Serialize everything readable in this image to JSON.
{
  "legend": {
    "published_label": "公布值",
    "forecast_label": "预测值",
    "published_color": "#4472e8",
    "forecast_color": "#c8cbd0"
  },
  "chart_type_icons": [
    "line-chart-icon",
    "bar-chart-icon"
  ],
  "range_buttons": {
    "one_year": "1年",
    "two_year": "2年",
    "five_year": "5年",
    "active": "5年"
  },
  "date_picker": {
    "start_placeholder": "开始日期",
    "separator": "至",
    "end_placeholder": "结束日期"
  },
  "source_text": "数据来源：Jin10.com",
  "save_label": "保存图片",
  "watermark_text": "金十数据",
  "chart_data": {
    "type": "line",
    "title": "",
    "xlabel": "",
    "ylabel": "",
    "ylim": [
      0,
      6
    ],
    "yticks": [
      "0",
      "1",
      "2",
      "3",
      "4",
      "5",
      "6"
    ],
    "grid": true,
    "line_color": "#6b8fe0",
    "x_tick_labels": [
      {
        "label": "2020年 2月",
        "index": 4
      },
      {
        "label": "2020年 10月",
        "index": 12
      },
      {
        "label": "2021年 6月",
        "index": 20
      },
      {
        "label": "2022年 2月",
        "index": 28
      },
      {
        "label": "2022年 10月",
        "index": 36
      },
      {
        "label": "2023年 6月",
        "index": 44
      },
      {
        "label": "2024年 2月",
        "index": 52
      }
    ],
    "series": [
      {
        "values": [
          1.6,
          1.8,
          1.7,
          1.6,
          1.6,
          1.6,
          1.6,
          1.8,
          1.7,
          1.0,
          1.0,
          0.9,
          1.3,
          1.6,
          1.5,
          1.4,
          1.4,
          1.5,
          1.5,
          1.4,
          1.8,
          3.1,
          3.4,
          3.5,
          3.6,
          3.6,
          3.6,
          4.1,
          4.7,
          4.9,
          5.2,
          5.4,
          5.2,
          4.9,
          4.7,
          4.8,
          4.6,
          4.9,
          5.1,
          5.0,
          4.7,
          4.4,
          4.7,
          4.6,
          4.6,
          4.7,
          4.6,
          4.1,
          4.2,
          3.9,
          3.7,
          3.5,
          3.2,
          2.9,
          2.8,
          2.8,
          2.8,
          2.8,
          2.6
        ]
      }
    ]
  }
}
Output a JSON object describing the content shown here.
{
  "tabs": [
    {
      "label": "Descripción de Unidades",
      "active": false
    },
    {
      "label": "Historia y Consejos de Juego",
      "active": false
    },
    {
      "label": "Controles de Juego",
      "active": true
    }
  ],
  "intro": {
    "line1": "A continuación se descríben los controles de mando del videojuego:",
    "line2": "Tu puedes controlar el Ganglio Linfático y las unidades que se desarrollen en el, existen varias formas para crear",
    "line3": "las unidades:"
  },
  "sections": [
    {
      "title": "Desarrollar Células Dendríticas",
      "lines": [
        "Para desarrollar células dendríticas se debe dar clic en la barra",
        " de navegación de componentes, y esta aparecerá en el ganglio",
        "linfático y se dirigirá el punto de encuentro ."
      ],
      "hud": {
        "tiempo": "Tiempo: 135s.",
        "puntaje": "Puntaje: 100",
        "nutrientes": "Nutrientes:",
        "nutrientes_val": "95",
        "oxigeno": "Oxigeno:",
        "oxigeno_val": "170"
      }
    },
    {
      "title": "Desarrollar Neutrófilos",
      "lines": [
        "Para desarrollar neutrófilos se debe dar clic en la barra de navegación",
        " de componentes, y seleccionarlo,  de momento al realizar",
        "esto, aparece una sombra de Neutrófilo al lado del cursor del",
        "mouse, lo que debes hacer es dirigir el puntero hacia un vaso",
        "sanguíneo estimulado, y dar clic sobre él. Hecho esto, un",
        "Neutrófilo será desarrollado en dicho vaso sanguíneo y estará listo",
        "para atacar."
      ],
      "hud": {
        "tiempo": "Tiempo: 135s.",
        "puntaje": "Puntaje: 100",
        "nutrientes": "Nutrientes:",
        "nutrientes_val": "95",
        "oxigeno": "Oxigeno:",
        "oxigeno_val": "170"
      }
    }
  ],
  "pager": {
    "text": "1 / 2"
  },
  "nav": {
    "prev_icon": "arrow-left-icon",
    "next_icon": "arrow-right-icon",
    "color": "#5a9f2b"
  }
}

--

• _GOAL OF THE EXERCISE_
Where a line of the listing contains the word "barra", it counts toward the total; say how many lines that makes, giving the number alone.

• _RESPONSE_
2